Firefox 2 Bon Echo Alpha 2 add several new features. Now links will open in tabs by default. There’s also inline spell checking in text boxes. And session save works if the browser crashes. You will prompted to restore your previous browsing session. But the feature is still nowhere as good as using the SessionSaver Extension. And the built-in SpellChecker is awesome. And is identical to the new spell-enabled version of Thunderbird. And OpenOffice.org 2.x.
Did you know that the fewer Extensions Firefox loads at startup? The lower is its system resource use. The browser also loads faster. And renders pages faster. As proved by my Portable Firefox 2 Bon Echo Alpha 1 with just 4 installed extensions—ScrapBook, SiteAdvisor, SessionSaver and Nightly Tester (required to make the other 3 compatible with Portable Firefox 2 Alpha).
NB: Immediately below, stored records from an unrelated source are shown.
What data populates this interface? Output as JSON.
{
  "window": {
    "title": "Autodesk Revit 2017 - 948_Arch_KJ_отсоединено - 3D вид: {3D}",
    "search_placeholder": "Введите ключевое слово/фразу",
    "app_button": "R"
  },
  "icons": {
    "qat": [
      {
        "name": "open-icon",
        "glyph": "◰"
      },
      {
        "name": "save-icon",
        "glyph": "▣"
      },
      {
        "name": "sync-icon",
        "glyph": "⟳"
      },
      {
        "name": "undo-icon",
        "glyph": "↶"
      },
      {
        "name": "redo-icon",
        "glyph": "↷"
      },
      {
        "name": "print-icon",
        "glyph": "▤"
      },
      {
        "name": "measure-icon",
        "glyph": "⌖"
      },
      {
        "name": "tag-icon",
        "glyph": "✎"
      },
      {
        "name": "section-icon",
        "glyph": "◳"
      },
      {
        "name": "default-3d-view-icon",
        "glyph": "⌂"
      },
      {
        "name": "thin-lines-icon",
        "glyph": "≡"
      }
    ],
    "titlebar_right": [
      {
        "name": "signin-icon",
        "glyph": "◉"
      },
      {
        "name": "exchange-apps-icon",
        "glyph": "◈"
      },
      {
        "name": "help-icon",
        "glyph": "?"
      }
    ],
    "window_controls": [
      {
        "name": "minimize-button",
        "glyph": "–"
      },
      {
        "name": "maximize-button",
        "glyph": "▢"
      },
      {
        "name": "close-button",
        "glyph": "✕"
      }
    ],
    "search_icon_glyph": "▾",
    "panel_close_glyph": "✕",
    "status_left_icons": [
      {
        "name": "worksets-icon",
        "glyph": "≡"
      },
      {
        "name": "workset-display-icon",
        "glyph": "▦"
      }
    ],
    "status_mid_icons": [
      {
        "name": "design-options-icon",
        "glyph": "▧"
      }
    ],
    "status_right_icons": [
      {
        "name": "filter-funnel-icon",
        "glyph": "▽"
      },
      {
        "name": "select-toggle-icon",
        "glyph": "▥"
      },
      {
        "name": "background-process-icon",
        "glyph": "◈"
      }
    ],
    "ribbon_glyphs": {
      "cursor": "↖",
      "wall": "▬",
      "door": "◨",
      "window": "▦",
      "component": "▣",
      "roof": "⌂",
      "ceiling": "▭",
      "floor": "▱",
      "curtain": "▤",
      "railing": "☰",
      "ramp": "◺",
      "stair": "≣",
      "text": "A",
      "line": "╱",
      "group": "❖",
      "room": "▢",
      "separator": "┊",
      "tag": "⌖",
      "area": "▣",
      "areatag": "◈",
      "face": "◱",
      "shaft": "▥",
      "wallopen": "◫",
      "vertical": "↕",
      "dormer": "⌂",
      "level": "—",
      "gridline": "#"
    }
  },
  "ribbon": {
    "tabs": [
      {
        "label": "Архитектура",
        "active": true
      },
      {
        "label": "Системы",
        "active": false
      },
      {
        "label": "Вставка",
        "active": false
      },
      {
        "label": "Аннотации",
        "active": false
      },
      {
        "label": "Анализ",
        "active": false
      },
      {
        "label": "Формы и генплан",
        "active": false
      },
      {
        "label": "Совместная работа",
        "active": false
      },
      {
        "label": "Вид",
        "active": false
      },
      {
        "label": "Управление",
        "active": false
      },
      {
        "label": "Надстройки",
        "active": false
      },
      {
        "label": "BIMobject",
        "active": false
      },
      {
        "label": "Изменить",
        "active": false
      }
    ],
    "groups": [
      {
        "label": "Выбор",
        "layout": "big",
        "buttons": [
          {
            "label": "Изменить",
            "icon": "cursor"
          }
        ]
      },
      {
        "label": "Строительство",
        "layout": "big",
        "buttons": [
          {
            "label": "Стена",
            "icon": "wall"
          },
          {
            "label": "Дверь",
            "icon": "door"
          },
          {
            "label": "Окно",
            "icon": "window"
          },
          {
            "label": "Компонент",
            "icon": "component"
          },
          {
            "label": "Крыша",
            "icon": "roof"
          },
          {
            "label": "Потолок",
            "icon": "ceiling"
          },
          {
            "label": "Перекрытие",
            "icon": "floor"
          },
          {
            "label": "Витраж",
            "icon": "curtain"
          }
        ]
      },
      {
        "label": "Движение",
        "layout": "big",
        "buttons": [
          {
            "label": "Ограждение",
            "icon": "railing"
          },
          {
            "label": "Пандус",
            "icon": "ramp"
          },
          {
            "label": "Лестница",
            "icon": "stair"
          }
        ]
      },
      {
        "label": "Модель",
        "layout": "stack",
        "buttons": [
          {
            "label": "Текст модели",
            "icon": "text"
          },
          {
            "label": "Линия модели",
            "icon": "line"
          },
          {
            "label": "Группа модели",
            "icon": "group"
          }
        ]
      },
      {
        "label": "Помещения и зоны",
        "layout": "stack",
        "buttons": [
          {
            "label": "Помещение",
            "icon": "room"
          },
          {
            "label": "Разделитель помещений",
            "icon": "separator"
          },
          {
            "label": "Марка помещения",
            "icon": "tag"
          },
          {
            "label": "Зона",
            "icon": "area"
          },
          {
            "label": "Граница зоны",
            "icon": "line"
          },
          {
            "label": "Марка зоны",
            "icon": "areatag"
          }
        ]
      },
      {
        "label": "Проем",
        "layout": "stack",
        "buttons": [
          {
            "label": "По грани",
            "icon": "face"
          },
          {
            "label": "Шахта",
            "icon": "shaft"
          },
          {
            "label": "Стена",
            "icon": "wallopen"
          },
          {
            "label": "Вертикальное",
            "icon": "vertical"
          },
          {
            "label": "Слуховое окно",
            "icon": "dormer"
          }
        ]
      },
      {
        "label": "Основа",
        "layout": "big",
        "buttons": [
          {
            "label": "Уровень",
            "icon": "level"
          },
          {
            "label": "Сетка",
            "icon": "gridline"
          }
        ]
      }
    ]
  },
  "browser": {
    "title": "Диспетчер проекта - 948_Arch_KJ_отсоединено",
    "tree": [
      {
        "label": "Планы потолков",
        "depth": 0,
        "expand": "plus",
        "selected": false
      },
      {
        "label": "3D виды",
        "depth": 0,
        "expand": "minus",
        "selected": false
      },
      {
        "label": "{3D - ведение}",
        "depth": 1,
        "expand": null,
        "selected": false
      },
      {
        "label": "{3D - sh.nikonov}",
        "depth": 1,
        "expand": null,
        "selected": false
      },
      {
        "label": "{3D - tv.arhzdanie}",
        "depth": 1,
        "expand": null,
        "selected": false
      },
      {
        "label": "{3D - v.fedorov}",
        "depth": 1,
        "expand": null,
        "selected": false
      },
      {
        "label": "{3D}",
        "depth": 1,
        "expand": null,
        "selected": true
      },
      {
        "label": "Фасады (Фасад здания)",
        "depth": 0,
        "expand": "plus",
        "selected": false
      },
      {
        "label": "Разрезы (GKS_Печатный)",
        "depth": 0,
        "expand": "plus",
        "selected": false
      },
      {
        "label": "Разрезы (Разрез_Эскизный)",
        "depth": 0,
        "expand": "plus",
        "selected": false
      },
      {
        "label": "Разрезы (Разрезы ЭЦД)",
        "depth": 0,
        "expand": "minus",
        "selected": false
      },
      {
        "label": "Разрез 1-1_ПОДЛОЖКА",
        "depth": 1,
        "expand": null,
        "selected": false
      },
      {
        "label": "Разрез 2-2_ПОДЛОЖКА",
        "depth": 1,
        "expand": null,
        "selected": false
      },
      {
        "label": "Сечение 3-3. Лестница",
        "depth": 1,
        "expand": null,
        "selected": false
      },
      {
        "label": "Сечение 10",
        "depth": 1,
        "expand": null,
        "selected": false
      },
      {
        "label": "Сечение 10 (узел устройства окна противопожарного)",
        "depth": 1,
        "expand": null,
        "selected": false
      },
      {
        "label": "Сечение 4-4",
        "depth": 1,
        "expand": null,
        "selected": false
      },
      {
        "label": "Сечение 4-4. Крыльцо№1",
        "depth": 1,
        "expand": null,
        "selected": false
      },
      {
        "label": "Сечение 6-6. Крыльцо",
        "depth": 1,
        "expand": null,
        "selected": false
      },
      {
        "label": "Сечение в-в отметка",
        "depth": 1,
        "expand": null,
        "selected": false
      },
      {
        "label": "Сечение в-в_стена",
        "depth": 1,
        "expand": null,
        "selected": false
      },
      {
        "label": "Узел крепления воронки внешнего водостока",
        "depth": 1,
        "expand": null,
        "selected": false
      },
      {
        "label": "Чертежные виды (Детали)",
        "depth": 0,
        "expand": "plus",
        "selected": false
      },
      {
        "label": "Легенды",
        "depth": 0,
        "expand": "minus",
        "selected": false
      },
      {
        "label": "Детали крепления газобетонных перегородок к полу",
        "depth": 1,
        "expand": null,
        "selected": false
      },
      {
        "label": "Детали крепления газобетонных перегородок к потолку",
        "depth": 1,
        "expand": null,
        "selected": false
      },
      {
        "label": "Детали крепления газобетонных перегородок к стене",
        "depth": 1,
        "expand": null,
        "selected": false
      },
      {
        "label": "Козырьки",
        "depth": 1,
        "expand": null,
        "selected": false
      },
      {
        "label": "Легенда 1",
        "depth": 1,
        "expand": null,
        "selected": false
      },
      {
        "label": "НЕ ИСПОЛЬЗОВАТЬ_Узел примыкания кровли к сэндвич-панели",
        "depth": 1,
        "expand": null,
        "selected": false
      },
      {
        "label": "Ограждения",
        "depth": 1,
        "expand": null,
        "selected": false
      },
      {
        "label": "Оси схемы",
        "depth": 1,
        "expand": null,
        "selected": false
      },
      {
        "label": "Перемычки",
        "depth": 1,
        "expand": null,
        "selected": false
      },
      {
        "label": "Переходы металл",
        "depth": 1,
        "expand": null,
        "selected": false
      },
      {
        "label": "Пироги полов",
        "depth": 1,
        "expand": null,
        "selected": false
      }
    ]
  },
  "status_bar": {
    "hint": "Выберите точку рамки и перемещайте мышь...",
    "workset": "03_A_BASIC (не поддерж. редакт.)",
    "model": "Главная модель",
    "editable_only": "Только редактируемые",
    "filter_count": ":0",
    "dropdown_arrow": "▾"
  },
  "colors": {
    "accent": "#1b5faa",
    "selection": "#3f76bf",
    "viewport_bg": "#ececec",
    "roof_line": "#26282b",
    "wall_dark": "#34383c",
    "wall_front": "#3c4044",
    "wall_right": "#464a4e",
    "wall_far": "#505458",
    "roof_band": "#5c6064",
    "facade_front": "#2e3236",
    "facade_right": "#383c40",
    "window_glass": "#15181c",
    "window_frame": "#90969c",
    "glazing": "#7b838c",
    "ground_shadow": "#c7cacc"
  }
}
Also new in this Alpha 2 release is an enhanced RSS feed add and preview function. And while search suggestions are (supposedly) enabled in the search box auto complete when using Google and Yahoo. I was unable to access them.
There’s also a new microsummaries feature that offers regularly-updated, succinct compilations of the most important information on web pages. Some typical uses (from the MozillaWiki web site) include:
- auction items: the item name, the current highest bid, and the time remaining, f.e. Honda Accord – $5000 – 1 minute left;
- products for sale: the product name, the current price, and whether or not the product is in stock, f.e. Linksys WRT54G – $60 – in stock;
- news sites: the latest headline, f.e. BBC: Chirac to sign France’s job law;
- “[thing] of the day” pages: today’s [thing], f.e. (for Merriam-Webster’s word of the day page) flat-hat;
- stock quotes: the current price of the stock and its movement in the market, f.e. TWX 16.94 + .30;
- stock portfolios: your current net worth, f.e. net worth: $30k; +$500 today;
- weather pages: the current forecast, f.e. SF: showers likely;
But to view these microsummaries you need an enabled feed. And I’m still struggling to activate the feature!
To see some of the new features, visit this link for a collection of Firefox 2 Bon Echo Alpha 2 screen shots.
The Extension manager too has been updated. But remember available extensions are rated for Firefox 1.5.3 with a few that are limited to Firefox 1.5.2. You will need to first install the widely-used Nightly Tester Tools extension. Then use its compatibility mode to allow extensions to be installed and activated.
I have been extensively testing out the SiteAdvisor service. Founded by a group of MIT (Massachusetts Institute of Technology) alumni, this free “service encompasses a system of automated testers that continually patrol the Web to browse sites, download files, and enter information on sign-up forms. These results collected are documented and supplemented with user feedback, comments from Web site owners, and analysis from our own employees. The software summarizes the results into intuitive red, yellow and green ratings (also displayed by the in-browser SiteAdvisor button) to help Web users stay safe as they search, browse and transact online.” SiteAdvisor is available as a Firefox Extension and an Internet Explorer plug-in. The service is so popular it has been acquired by McAfee who are still offering it for free.
And so we part this week. Safe browsing. And we’ll meet again next week.